Many people (Paul Orselli, Linda Norris, Pete Newcurator) in the museum field have written about the question of museum "tribes"--based partly on Seth Godin's book, partly on the longstanding fan culture that pervades our lives through sport, celebrity, and shared experience of mass events. The question is usually, "How can museums cultivate fandom among visitors?" or "What would a museum look like that embraced and supported tribal followings?"
I spent an (early) morning today with the local chapter of Kiwanis that got me thinking about this question again. I was struck by how ritualistic their meeting was--idiosyncratic nametags, a special song to welcome guests, a donation pool in which people offer "sad" or "happy" dollars to commemorate recent events in their lives, a raffle to choose who will create the trivia game for next week. There was a lot of camaraderie among the participants, but it was apparent that the structured ritual was just as important as the friendships to holding the group together.
So often when we talk about fans, we focus on shared affinity. People like the same sports team or band or craft activity, and therefore, form tribes based on that interest. But sometimes we forget how important ritual is to heightening that tribal sense and transforming individual collective fandom into something more communal. It's knowing the cheer as much as it is caring about the team. It's knowing when to stand up and when to clap. Fandom without shared ritual isn't tribalism--it's loneliness.
These tribal rituals, while often fan-driven, are hardly spontaneous. Professional cheerleaders of all kinds lead us through the motions, show us the way to fit in, and model the experience. And that makes me wonder if museum staff members should be starting rituals to help fans get involved.
I realize this may sound like social engineering, but in practice it's often quite charming and lowkey. At the Indianapolis Children's Museum, they have a "closing parade" every day to usher (potentially upset) children and families out the door. There are staff in plush costumes. They hand flags to little kids to wave. I even think there's a goodbye song. This ritual doesn't just leave families with a warm feeling about the museum--it encourages fans to share the experience with each other (as I'm doing with you right now).

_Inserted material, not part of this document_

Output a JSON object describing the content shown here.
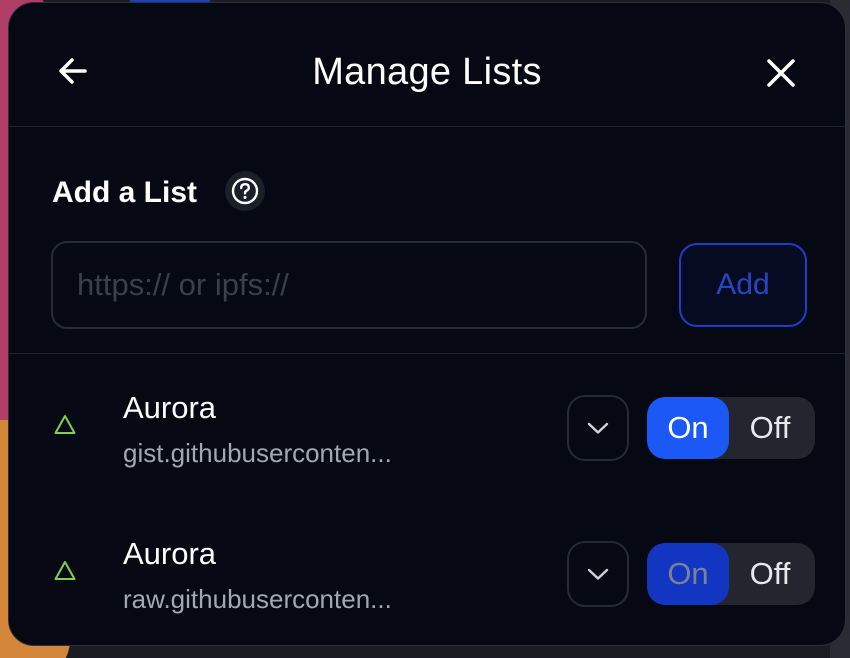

Do you have institutional rituals that involve visitors or members?